Cause Celeb highlights a celebrity’s work on behalf of a specific cause. This week, we speak with Tom Gabel, lead singer and guitar player of the punk band , about his participation with , a not-for-profit alternative library in Gainesville, Fla.
The center has a myriad of independent and non-corporate newspapers, magazines and books covering all subjects. Recently the center received the personal library of Stetson Kennedy, the late author and folklorist.
Interview by Jesse StrauchQ: What is the organization and how are you involved with them?
Gabel:The organization is the and it’s a non-corporate, volunteer-run library/activist space/show space. It has really played host for a number of events and it’s located in Gainesville. I volunteered there for years before we became an active touring band and we used to play shows there back in the day too.
Q: How did you get involved there originally?
Gabel: The place had a lot to do with the whole reason for me even moving there.

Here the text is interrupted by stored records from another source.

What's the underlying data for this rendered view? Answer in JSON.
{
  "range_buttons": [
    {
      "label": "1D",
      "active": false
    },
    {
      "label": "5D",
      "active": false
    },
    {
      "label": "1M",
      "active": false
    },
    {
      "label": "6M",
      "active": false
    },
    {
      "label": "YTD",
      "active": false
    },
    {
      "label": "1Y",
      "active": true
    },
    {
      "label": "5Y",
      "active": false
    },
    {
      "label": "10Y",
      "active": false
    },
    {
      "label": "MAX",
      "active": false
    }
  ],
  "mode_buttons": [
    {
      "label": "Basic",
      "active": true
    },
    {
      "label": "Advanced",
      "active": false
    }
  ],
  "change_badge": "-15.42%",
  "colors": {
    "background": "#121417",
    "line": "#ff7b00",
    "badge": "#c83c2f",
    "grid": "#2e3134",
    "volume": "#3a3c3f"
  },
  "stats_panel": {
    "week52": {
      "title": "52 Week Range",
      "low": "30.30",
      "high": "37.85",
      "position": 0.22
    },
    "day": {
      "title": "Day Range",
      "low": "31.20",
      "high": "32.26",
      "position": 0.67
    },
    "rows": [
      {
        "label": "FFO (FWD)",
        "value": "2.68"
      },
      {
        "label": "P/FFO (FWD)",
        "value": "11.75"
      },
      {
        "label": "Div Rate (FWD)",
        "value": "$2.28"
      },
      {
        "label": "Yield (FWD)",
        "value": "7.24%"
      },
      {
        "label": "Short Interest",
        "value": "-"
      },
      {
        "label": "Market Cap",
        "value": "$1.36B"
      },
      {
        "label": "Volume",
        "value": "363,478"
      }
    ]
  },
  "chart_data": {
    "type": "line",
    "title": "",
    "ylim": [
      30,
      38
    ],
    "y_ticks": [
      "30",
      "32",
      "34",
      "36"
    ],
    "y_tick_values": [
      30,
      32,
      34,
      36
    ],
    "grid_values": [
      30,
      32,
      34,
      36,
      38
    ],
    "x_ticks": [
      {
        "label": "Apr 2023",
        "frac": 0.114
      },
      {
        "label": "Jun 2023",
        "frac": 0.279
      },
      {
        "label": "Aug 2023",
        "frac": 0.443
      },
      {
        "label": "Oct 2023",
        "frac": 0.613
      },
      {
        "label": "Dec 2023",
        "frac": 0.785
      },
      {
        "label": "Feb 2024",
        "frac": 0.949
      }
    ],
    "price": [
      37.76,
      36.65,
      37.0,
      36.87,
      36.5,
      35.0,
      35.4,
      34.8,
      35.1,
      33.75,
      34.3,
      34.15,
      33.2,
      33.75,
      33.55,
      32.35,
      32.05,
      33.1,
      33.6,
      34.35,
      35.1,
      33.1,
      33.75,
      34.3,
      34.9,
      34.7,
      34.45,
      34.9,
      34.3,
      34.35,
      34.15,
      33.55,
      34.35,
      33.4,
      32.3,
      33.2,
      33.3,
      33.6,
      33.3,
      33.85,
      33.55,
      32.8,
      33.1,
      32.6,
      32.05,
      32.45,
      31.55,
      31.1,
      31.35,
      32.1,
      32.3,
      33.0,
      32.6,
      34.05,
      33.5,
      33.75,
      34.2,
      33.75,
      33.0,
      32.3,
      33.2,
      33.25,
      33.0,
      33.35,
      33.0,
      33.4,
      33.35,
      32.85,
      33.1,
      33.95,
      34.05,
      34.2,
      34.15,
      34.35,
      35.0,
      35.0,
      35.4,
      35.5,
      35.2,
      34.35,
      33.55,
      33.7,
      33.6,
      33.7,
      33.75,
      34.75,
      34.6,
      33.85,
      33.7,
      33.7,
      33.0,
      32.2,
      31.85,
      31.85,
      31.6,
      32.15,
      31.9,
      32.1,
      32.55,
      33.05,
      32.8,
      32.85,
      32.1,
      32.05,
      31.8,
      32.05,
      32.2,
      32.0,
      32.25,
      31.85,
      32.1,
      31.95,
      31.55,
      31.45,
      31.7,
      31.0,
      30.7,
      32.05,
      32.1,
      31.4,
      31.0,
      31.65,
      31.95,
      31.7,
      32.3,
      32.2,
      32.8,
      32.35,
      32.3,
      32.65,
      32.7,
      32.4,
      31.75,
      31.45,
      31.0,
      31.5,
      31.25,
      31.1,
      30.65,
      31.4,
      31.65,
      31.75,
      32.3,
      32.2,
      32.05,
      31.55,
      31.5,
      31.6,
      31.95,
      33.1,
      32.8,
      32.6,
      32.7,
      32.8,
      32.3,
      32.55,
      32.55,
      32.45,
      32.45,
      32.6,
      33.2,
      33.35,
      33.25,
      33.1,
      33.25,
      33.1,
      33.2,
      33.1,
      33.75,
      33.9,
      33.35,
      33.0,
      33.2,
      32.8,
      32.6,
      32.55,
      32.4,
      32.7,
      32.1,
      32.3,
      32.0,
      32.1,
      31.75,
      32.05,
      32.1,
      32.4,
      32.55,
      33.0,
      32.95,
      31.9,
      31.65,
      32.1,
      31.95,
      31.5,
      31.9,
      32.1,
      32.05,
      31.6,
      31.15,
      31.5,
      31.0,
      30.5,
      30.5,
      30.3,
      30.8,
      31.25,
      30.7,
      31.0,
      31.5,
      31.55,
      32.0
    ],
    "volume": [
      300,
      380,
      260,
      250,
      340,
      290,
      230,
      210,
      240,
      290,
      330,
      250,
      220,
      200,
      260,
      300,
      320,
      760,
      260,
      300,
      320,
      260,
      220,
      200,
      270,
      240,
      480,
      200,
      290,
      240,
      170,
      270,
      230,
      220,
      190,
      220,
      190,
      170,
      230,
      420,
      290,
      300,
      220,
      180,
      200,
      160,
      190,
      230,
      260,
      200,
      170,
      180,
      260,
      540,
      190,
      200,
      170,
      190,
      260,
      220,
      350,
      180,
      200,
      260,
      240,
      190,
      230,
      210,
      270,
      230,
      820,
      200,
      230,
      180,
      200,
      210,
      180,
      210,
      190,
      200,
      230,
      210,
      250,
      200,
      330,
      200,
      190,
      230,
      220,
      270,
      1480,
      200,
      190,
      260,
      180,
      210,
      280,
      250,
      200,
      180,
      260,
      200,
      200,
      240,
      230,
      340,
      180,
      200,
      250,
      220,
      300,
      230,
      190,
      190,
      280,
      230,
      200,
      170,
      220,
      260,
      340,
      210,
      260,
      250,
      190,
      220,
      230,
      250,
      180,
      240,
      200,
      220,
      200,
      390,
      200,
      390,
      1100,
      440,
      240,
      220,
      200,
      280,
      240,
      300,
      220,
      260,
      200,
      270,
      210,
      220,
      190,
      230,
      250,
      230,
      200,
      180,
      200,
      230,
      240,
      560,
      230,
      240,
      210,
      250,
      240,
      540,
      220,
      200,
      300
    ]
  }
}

I remember when I was maybe 16 or 17, my mom took me and my friend to Gainesville and Tallahassee to look at the colleges there, which was kind of a joke because I ended up dropping out of high school. I ended up stumbling into the media center when I was in Gainesville and I was just blown away by the space.
I was just getting into activism at the time down in south Florida but there really was no comparable thing there and I had never seen anything like it. When I moved to Gainesville in 1999 the place just had a lot of energy. It was just a gathering point for the activist community that was happening in Gainesville. It was a really cool, really strong scene going on at that place and time.
Q: Actually, I think they have an old copy of my college newspaper there.
Gabel: Yeah, they have a zine library and embarrassingly enough they have copies of my zine from when I was 14 years old. They are still there with horribly written essays and it’s still there, it’s just an incredible archive.
Q: Do you guys work with other libraries?
Gabel: Not particularly. Again, I think the civic media center is really a unique space. I’ve never really run into anything comparable. While I know that there are activist spaces, I guess one of the things that makes the Civic Media Center so unique is the fact that it has been around for so long. I think it started in 1993. Most activist spaces, however good-intentioned, usually don’t last that long.
Q: Yeah, they burn out pretty quick.
Gabel: Right, and I think the Civic Media Center has also been the model for a lot of spaces.
Q: Considering you are in a band that seems to be constantly touring, how do you participate with the Civic Media Center now?
Gabel: At least once a year we’ll do a benefit show tied to the Civic Media Center. That’s what the Civic Media Center survives on, is donations; it’s not a profit making business.
Q: Agreed. It seems more like a community center than a library from what I’ve seen.
Gabel: Yeah, I remember when I was 19, 20 years old. They had a free fridge there. Recently they have moved locations on to Main Street but they used to be on University Ave and it was kind of just on the walk home from wherever you where coming from. So you could stop in there, open up the fridge, take a look around, grab what you wanted, go home and eat it. It was really just a pace that you could base your day from.
Q: There seems to be a really diverse group of people meeting there. You have a Communist party meeting in the same place as a Republican party meeting. Even an organization that gives away free bicycles. Do these groups ever bump heads?
Gabel: I’ve never heard of any instances like that. Definitely anytime you have a bunch of people who are politically oriented who are meeting in a certain space, you know there are going to be heated arguments from people trying to push their point but that’s just part of it. I think having a space for debate is all part of it.
Q: Yeah, that’s going to happen. I used to work for a paper in my hometown and people would argue tooth and nail about how to put a roof up and somehow it seems to work smoother here.
Gabel: The thing about the CMC is that there is a core group of people that have been there since the beginning. But other than the core there has just been a steady flow of new people coming in and out because it’s a college town. People move in and go away each year so there is always sort of fresh blood all the time.
Q: For some one who doesn’t live near by but would like to be involved in this organization what would you suggest?
Gabel: Just become a member; get your library card, basically. I think it’s kind of a sliding scale donation just to become a member for a year which entitles you to check out whatever you want. But just because you live in another state doesn’t mean that you can’t become a member.